Actually, I haven't seen the film yet! This is a review of Dave Calhoun's review. Considering that the movie poster, the trailer, and Time Out's contents page feature a ginger cat, Dave's review makes no mention whatsoever of who is surely the story's second most important character. It's not so much that the omission is a little mean-spirited, which it certainly is, but that Llewwyn's rescue of this lost cat reveals something about his personality. One piece of trivia: the feline, named Ulysses in the film, was actually played by several cats, because cats resist being trained like dogs, and quickly get bored. So there!
Inside Llewyn Davis has some excellent acting and interesting character development. The question that begs me to be asked is whether that is enough. The grays and dark tones of the movie come across clearly. Do the audience members need to see these shades to understand the difficulties of an artistic life? I would posit no. as a character study the movie succeeds at several levels. We see the main character an all the people he is tangentially related to clearly. the idea that the artistic life is cyclical is slammed home through the narrative.im any good story a clear and happy ending can be an easy cop out.Joel and Ethan do not give in 2 that formulaic and trite type of film creation. With that in mind, the movie is not entirely satisfying. This is a movie to be enjoyed bye students and academics of film making. Despite its earthy unclean tones, you have the feeling that it is to clinically completed.it may well be that reflecting on the film several days afterward will leave a different impression but that has not proven true for me. It was well worth the money spent to see it, but I would not put this movie in the upper levels of the Coen pantheon.
a beautiful film about the heartbreak of trying to make your life your art, haunting movie, one of the Coen's best.
I can't share the reviewers enthusiasm for this film which left me rather bored and glad it was over. The performances are all very good and the visuals are as usual spot on as you'd expect from the Coens. However, there isn't any satisfaction in the story. There are about 4-5 potential storylines for the film to follow which are hinted at but none are given any time or resolution. Whilst I often enjoy films which leave things unresolved this one left me cold as I really didn't care about any of the characters (other than the cat!). Also as a side note be aware that about 15 minutes of this film are folk singing.
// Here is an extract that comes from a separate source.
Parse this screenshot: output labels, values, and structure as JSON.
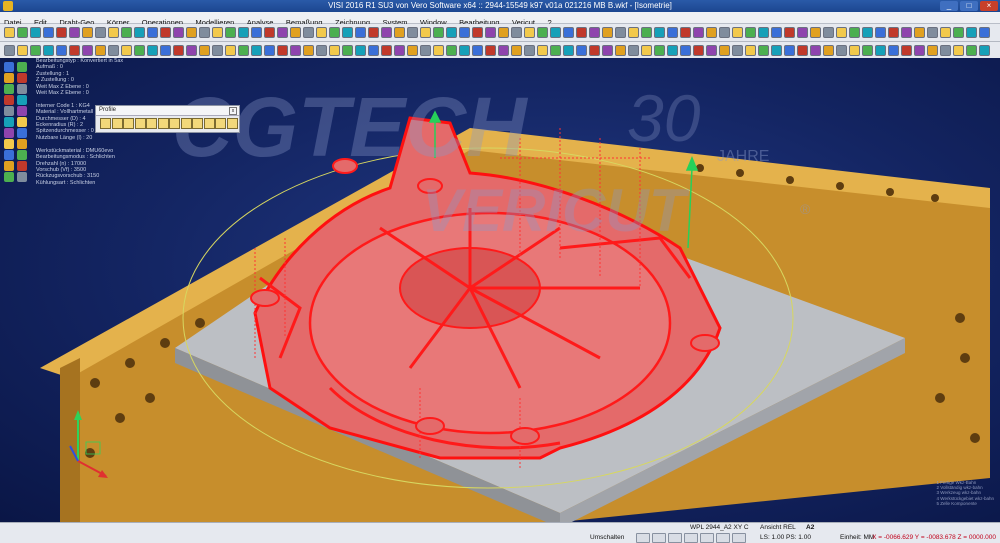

Whilst the singers are all very good I'm someone who doesn't have an ear for this genre so this was rather wasted on me.